This post from monthly contributor Lara Williams
We have a new craft room. (And no, I’m not Martha Stewartish, only a wanna-be.) Basically I was tired of glue sticks and foam sheets and tape hanging out in every spare corner of every closet. So we took out the guest bed, shifted things around, and consolidated all craft-related items into one space. Love it.
There’s only one problem. My kids make these marker-covered crafts and most times they end up…in the trash. Yep. The landfill. So in essence we’re flushing money down the toilet. It’s just in the form of wooden sticks decorated with colorful pom-poms.
That bothered me. Because I don’t like to waste money — not that having fun is always a waste of money. But everything we have is God’s and I want to honor Him, even with our glue and tissue paper. So we’ve decided to be more purposeful in our craft projects. My daughter even changed the name of the room to the Kindness Project room.

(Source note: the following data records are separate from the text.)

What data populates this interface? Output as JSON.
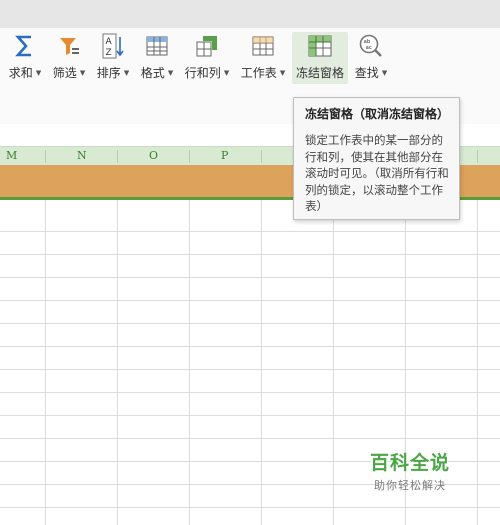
{
  "ribbon": {
    "buttons": [
      {
        "label": "求和",
        "icon": "sigma-icon",
        "dropdown": true
      },
      {
        "label": "筛选",
        "icon": "filter-icon",
        "dropdown": true
      },
      {
        "label": "排序",
        "icon": "sort-az-icon",
        "dropdown": true
      },
      {
        "label": "格式",
        "icon": "format-icon",
        "dropdown": true
      },
      {
        "label": "行和列",
        "icon": "rows-columns-icon",
        "dropdown": true
      },
      {
        "label": "工作表",
        "icon": "worksheet-icon",
        "dropdown": true
      },
      {
        "label": "冻结窗格",
        "icon": "freeze-panes-icon",
        "dropdown": false,
        "active": true
      },
      {
        "label": "查找",
        "icon": "find-icon",
        "dropdown": true
      }
    ]
  },
  "sheet": {
    "columns": [
      "M",
      "N",
      "O",
      "P"
    ]
  },
  "tooltip": {
    "title": "冻结窗格（取消冻结窗格）",
    "body": "锁定工作表中的某一部分的行和列，使其在其他部分在滚动时可见。（取消所有行和列的锁定，以滚动整个工作表）"
  },
  "watermark": {
    "main": "百科全说",
    "sub": "助你轻松解决"
  },
  "colors": {
    "column_header_bg": "#d8ebd2",
    "column_letter": "#3f7a31",
    "frozen_row": "#dda25b",
    "freeze_line": "#5a9c3b",
    "watermark_green": "#4ba646"
  }
}
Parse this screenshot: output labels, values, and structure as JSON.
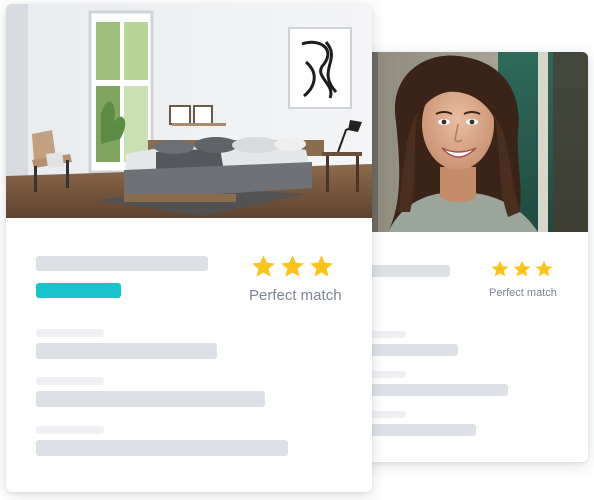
{
  "cards": [
    {
      "id": "person",
      "photo_subject": "smiling-woman-portrait",
      "rating_stars": 3,
      "match_label": "Perfect match"
    },
    {
      "id": "room",
      "photo_subject": "bright-bedroom",
      "rating_stars": 3,
      "match_label": "Perfect match"
    }
  ],
  "colors": {
    "accent": "#17c4cc",
    "star": "#fcc419",
    "skeleton_dark": "#dde1e6",
    "skeleton_light": "#eef0f3",
    "label": "#7d8590"
  }
}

I figure, if we’re going to make stuff — and they love to make stuff — then we might as well do it on purpose. We might as well show love to others in the process.
Here are a few purposeful craft ideas that I’ve modified/discovered/hijacked:
- Make flowers out of foam paper with Rice Crispy treats in the center. (Pictured above.) Write a verse on the front. Glue a wooden stick on the back of each. And then go “plant them” in someone’s yard. (Modified from an image I saw here.)
- Make cards for the sick or elderly that go to your church, especially those who can no longer come to service due to physical limitations. Deliver them to their home (or nursing home or hospital) with your kids. (Mine have loved doing these this summer!)
- Make a Terra Cotta pot apple container filled with chocolate for your child’s teacher. I would probably write something like “Praying for you today!” on the front…and then remember (imperfectly) to pray for them. (Plus who doesn’t want a place to hide a secret stash of chocolate.)
- Decorate a jar and fill it with thirty slips of paper that each have a word of encouragement, verse, or prayer written on them. Older children can type these out on the computer. Younger children can help cut and fold the strips of paper. Give to a grandparent or family friend, especially one going through a difficult time.
- Paint and decorate a box (i.e. shoe box or wooden craft box), and put three envelopes or jars inside with the words “save,” “give,” and “spend” written on the outside of each. When the kids get allowance, they can learn to give some, spend some, and save some.
Now it’s your turn, because believe me I need your help. What other thoughtful craft ideas do you have? Click here to share in the comments!